And so I shifted from writing just with the guys to doing a lot of co-writing, learning from other songwriters that I admired, writing by myself a lot, and that helped me develop healthier frameworks for how to create. I wanted to pay homage to the legacy of Black feminism that I wouldn’t be here if it weren’t for their voices, you know? And I just wanted to talk about what I was going through.
The spark would be “I Feel Love,” the Donna Summer song. I was trying to survive the pandemic, because whenever we wrapped up our last tour, I went straight into working full time at an abortion clinic, just witnessing all of the utter despair and also victories in those spaces. And my own safety, health, welfare, and just psychic well-being being in jeopardy. I would just blast “I Feel Love” on repeat. Really sitting between those two kind of worlds forged the ones that we’ve created with Love & Algorythms.
The title track is one of the first songs that I feel like I successfully demoed, like, all on my own. I arranged that and actually what we hear on the record is more or less how I arranged it in the demo.

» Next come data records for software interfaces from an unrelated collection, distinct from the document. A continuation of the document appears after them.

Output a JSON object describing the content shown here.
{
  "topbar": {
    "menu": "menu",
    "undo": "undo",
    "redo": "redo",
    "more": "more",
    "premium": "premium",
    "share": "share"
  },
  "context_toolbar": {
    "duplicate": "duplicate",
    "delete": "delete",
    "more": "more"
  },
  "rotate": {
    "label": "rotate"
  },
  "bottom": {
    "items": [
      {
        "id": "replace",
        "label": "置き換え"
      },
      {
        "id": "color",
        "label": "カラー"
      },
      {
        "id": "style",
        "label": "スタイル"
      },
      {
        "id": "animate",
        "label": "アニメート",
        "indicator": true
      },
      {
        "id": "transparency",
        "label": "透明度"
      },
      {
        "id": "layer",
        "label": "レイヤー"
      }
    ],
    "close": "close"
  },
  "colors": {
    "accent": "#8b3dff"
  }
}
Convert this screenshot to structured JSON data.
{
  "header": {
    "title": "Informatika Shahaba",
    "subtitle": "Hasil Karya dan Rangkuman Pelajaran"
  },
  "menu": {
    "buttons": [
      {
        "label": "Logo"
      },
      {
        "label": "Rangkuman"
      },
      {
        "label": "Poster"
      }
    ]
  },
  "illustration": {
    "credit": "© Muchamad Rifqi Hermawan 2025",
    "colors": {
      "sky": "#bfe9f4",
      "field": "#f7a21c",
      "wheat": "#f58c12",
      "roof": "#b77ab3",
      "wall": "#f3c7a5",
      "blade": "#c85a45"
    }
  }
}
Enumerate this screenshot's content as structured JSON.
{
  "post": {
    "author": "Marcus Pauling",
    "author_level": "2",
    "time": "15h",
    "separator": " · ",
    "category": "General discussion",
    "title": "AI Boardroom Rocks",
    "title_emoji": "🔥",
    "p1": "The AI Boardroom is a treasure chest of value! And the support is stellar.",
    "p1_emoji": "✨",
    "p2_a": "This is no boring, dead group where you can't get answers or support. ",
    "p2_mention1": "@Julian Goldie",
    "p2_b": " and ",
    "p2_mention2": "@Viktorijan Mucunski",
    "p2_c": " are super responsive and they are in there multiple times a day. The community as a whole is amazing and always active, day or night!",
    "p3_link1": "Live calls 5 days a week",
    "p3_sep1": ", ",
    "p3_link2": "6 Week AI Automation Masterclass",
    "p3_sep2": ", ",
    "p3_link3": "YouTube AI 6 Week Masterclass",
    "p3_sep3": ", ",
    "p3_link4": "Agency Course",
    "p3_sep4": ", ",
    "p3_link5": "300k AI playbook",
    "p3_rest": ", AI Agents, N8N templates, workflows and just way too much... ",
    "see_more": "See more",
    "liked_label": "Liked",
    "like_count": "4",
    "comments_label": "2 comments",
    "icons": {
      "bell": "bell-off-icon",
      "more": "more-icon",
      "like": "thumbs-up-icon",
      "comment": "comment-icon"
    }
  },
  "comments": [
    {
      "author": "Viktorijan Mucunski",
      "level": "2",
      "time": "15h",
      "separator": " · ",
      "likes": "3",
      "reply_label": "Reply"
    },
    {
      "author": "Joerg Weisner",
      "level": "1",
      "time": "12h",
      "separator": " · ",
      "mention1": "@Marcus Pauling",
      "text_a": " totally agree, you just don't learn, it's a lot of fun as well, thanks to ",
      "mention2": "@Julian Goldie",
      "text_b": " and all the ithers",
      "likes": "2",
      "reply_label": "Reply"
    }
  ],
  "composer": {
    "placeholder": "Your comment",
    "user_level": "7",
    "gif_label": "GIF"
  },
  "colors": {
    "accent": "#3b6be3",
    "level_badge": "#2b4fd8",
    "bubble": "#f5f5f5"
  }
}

All of the vocal harmonic arrangements, I just did it. I didn’t even write them out. Even in the studio, I had to go back and listen to the demos and try to kick them out on the keyboard because I was like, “Who came up with this? This is crazy.”
I shared it with [Travis, Jesse and Paul] earlier so they could pick out parts and come up with some ideas. You know, I was reading a lot of Octavia Butler and specifically the Lilith’s Brood trilogy. And so I was just talking about aliens, really talking about how those aliens worked and how people adapted. But [there was] really lots of nonverbal communication. You know, I’ve known these guys for years. The main form of communication was the symbols that I created. Each song has a visual, a sigil, that represents the essence of that song. As we were in the studio, the sigils were posted around everywhere. And that’s what people would meditate on as they put down their parts.
Working on “Two of a Kind” was a real breakthrough. I remember specifically that being a time when I was just like, “This is the layout. Do whatever you want.” I don’t even remember the set up. We had an ARP Odyssey. We had the Juno O6, like, the classic Juno. We had the Prophet 12, and we were just running them all through each other. It was a crazy situation and it was just this immense feeling. I remember just looking over and seeing Paul bobbing his head like this and just being like, “Yeah,” and then Travis being over there tweaking stuff. So it just looked like four maniacs in a studio staring at each other and giggling. As everything was going on, and we were tracking and playing around with different stuff, I was like, “Yeah, this is it. This is the world that I want to be in.”